The other rivet counting thing I did was add the metal frame protector for the front left headlight. I had some spare PE metal sprues laying around, and carefully cut and bent them to length. Though they were easily the finickiest things I had to add to this project, the effect is, I think, quite strong!

In similar news, I have decided that rather than turning the remaining three otherwise unused Shermans from Open Fire into wrecks, I will convert them to Fireflies. Canadians in late-late war get to bump Sherman troops up to two Fireflies each, and this will give me a low-cost way of doing just that!
This project has certainly been more straightforward, but I think I'm less impressed with the outcome:
First, the tanks were assembled save the gun barrel, and the mount for the hull MG was shaved down. Next, I cut lengths of plastic rod to roughly the right length. The gun mantle was cut to accept the new barrel size, and stowage was prepped to cover the hole on the hull.
Next, copious amounts of putty were added to the ends of the barrels, so that I could shave them away for the muzzle brake. The turrets were then modified to have the second escape hatch, and since these photos, I have cut back the muzzle brakes, sloped the base of the gun barrel appropriately, and added a PE metal piece 'hatch hinge' on each. I've also added the externalized radio, and two storage bins to the backs of the turret. I'll put more photos up when they get further along, but as you can imagine, the next little while will be devoted to painting T16s!

Sunday, March 03, 2013

Evolution of a Paintscheme

I have had a Tyranid force lingering around for some time, and 'recently', got my fiancée into Warhammer as well. For the sake of not rolling over her with a force I'm a veteran with, and to motivate me finishing them, I started to research a paintscheme.

I decided rather than going especially fantasy, I would draw inspiration from real exo-skeletal creatures, and picked the Lobster. First, trying to find an image of an un-cooked lobster on Google is interesting. Second, even searching "marine lobster" engaged rule 34!

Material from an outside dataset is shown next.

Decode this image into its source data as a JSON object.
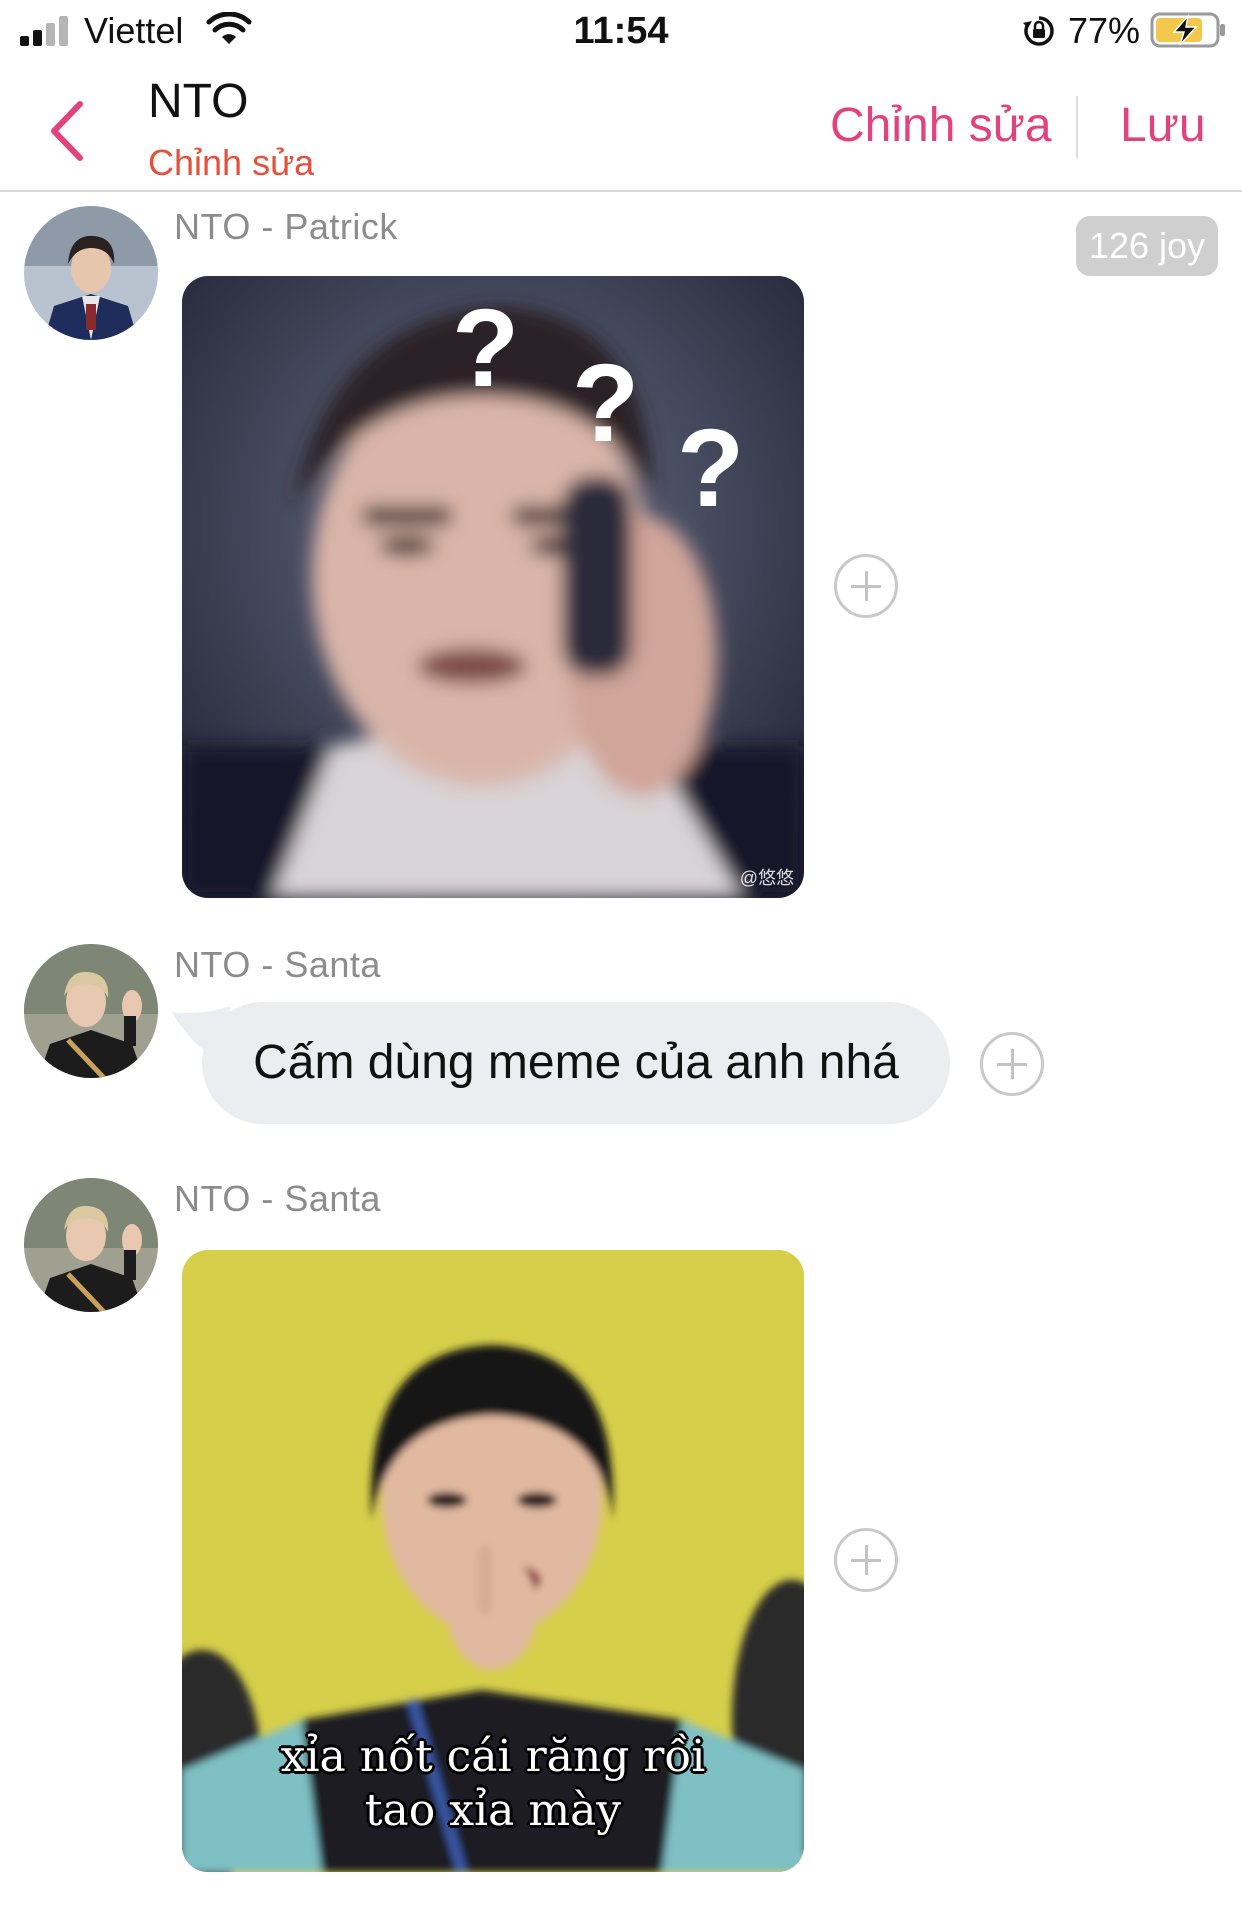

Finally I found a series of pictures I liked, and painted up a series of test models:
Primer coat black, base-coat light leather brown, highlighted to yellow, then over-washed with dark red and black, done in a splotchy pattern. While this looked fine for the Lictor (a lurking, camouflaging creature) on the rest it just served to limit the amount of detail that was visible, and lacked the contrast I felt it needed. I next painted a Ravenor, and decided to refine the scheme a bit more, making the hard shells still the same method, but stopping at the yellow, for the most part, highlighting the body:
On this one, to enhance the contrast, I also made the rib-seeming sections even brighter yellow, by highlighting with a bone colour, and extended the mottled pattern to the softer, snake like tail. I liked this style enough to then try it on the mother of all monsters in the Tyranid force (at the time), the Carnifex:

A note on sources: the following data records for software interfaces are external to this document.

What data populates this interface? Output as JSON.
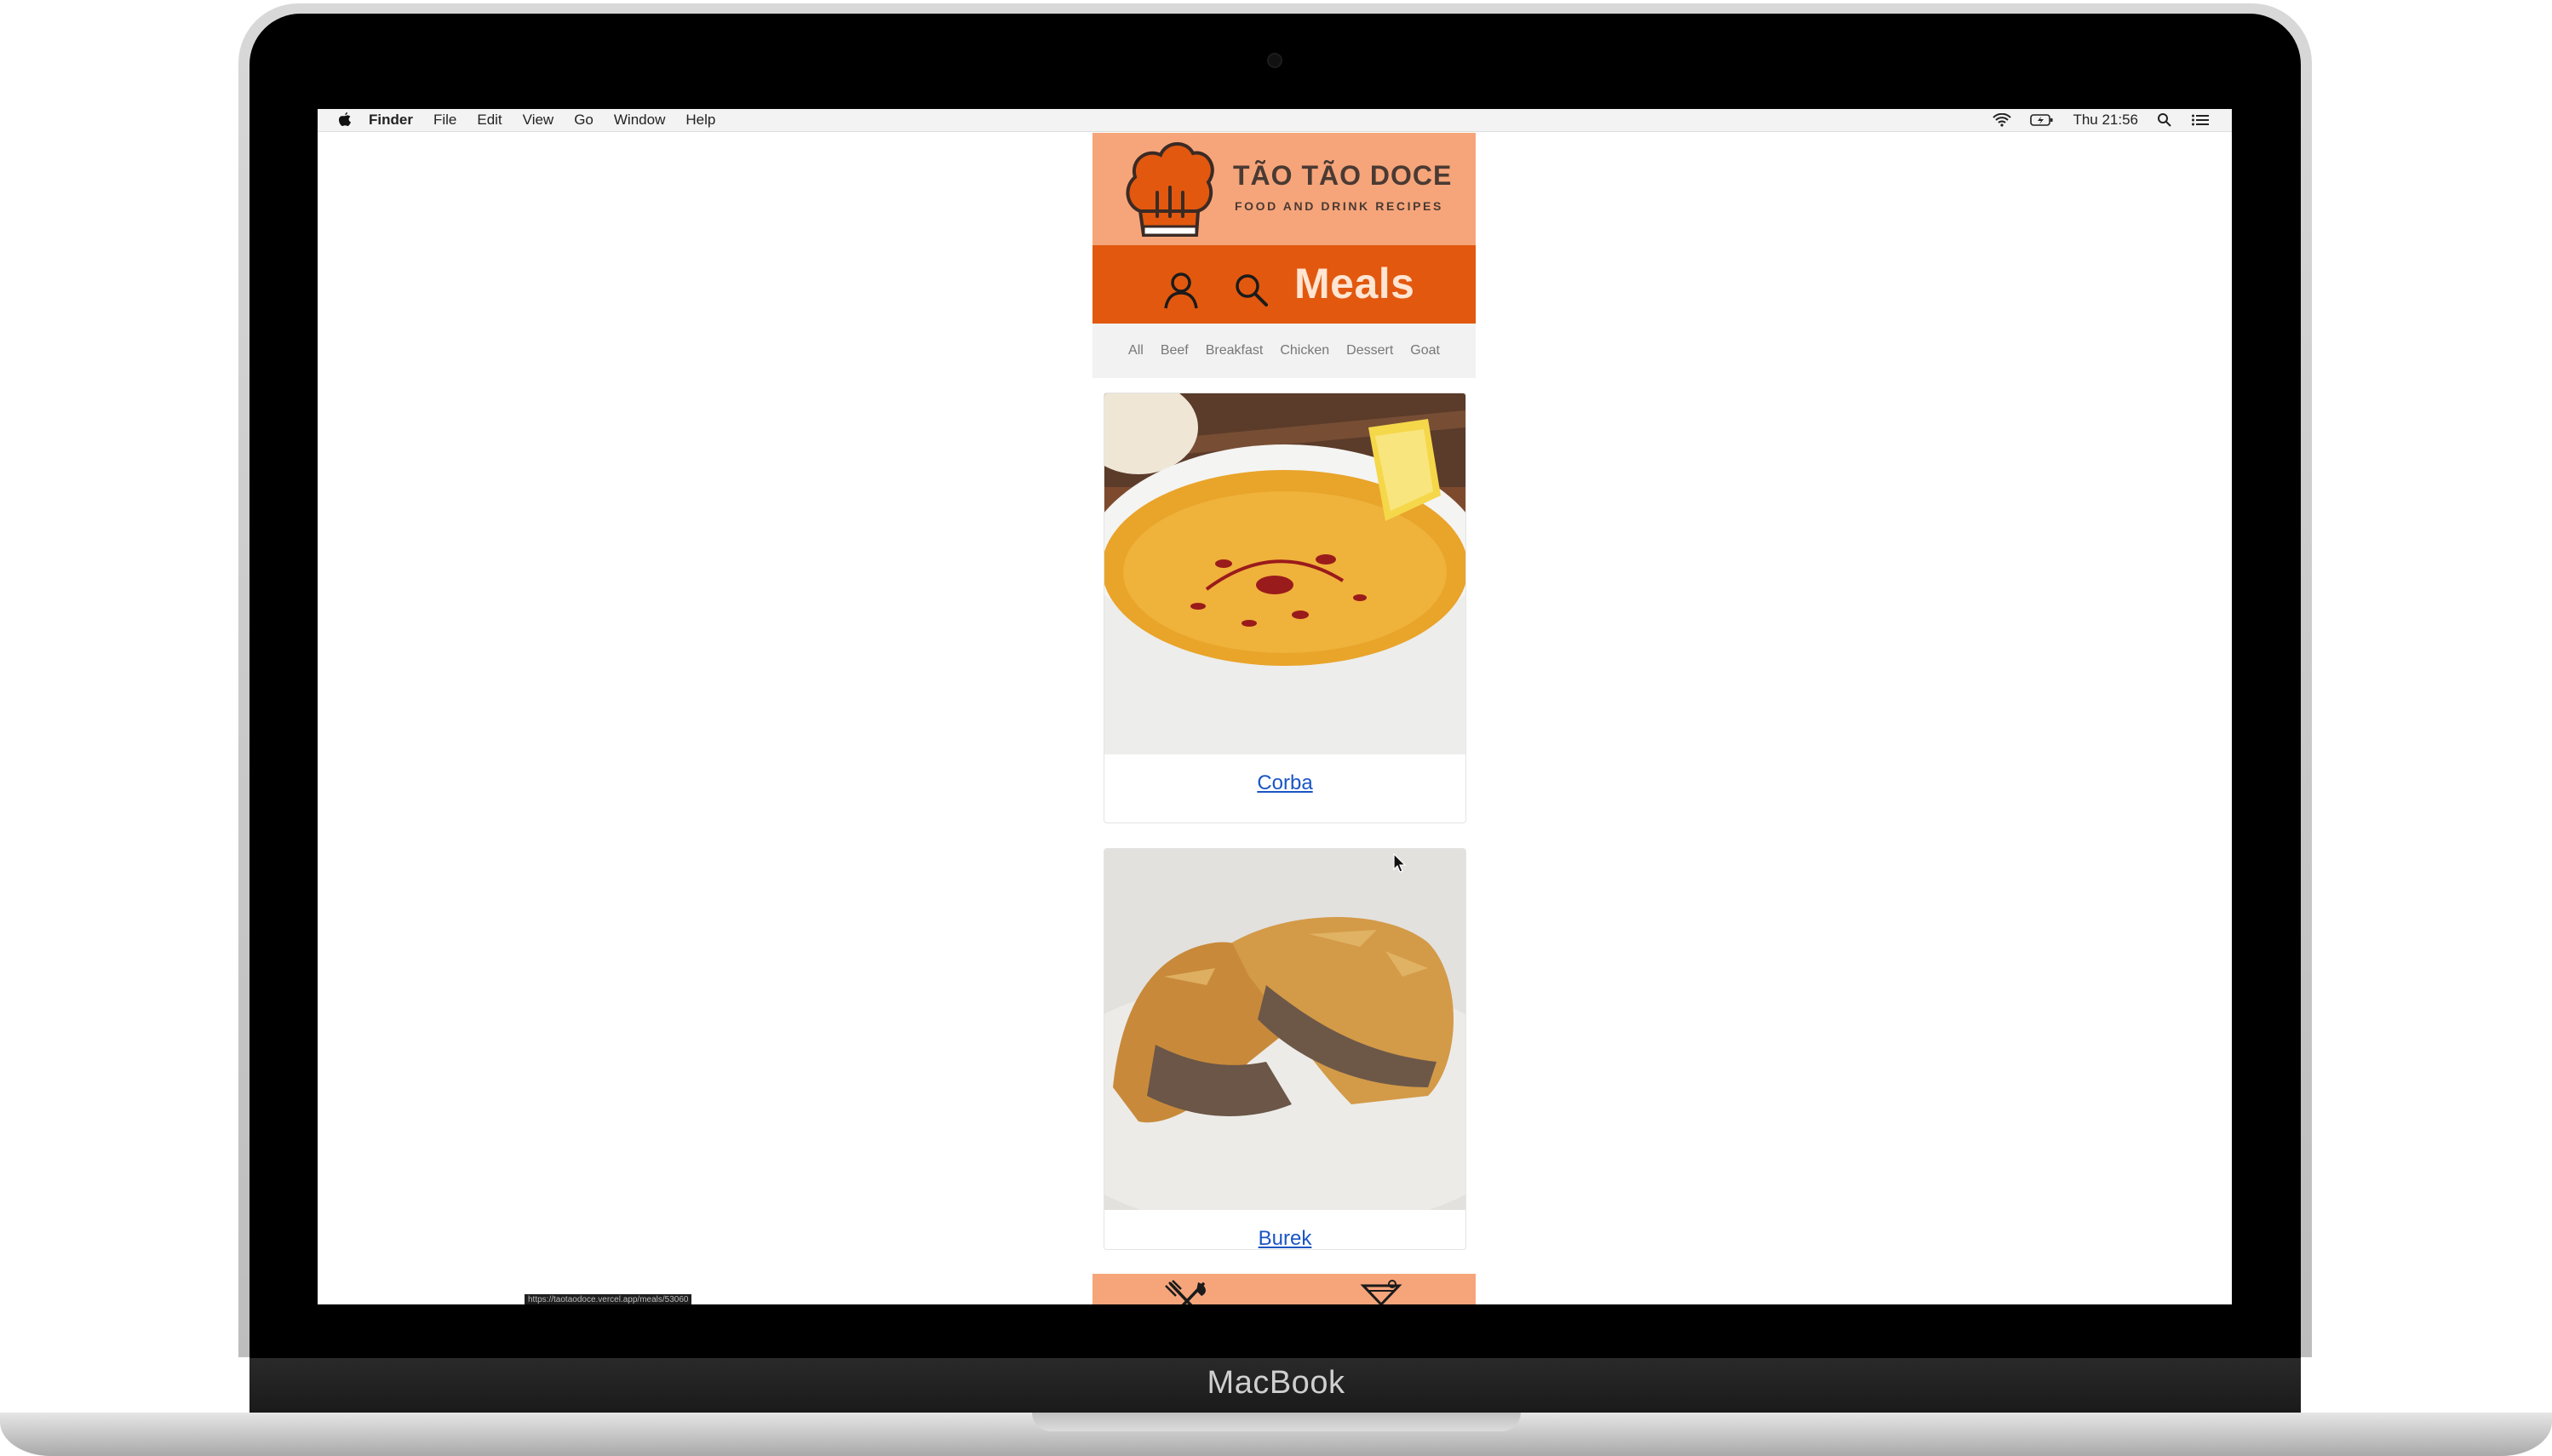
{
  "device": {
    "brand_label": "MacBook"
  },
  "menubar": {
    "app_name": "Finder",
    "items": [
      "File",
      "Edit",
      "View",
      "Go",
      "Window",
      "Help"
    ],
    "clock": "Thu 21:56",
    "icons": [
      "apple-icon",
      "wifi-icon",
      "battery-icon",
      "spotlight-icon",
      "notification-center-icon"
    ]
  },
  "app": {
    "brand_title": "TÃO TÃO DOCE",
    "brand_subtitle": "FOOD AND DRINK RECIPES",
    "page_heading": "Meals",
    "nav_icons": [
      "user-icon",
      "search-icon"
    ],
    "categories": [
      "All",
      "Beef",
      "Breakfast",
      "Chicken",
      "Dessert",
      "Goat"
    ],
    "meals": [
      {
        "name": "Corba"
      },
      {
        "name": "Burek"
      }
    ],
    "bottom_nav": [
      "fork-knife-icon",
      "cocktail-icon"
    ]
  },
  "colors": {
    "logo_band": "#f6a57a",
    "nav_band": "#e2580f",
    "link": "#1a55c4"
  },
  "status_bar": {
    "url": "https://taotaodoce.vercel.app/meals/53060"
  }
}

On this one I further enhanced the effect by painting gloss black for the plates, doing a pseudo-pointillist technique for the red and black, and trying to further brighten the yellows on the skin. I also dropped the black glazing for this, instead just painting on for the armour plates. The problem was, even here, the base colour was black, meaning it took many layers just to get it up to yellow, and didn't look as good as I figured it could be. I know we're straying from lobster, but then, so are the Tyranids!

Finally, I have refined the scheme with my Hive Tyrant, now about half finished:
The photograph does not quite do justice to the colours on this guy. Primered in white, and using an airbrush to over-layer both the bright yellow, and yellow-mixed-with-brown for shading, as well as for most of the red sections, this beast is bright enough to look like a poison dart frog. The black is entirely gloss black paint, and since it's painted over thin airbrush-based undercoats, it really makes the carapace glisten. To me, the best part of this final solution is it saves enough inspiration from the lobster to seem natural, but has a very heavy "how Nature says do not touch" aspect with the bright yellows and reds. I'll post how it looks on the baby bugs when I get them painted as well!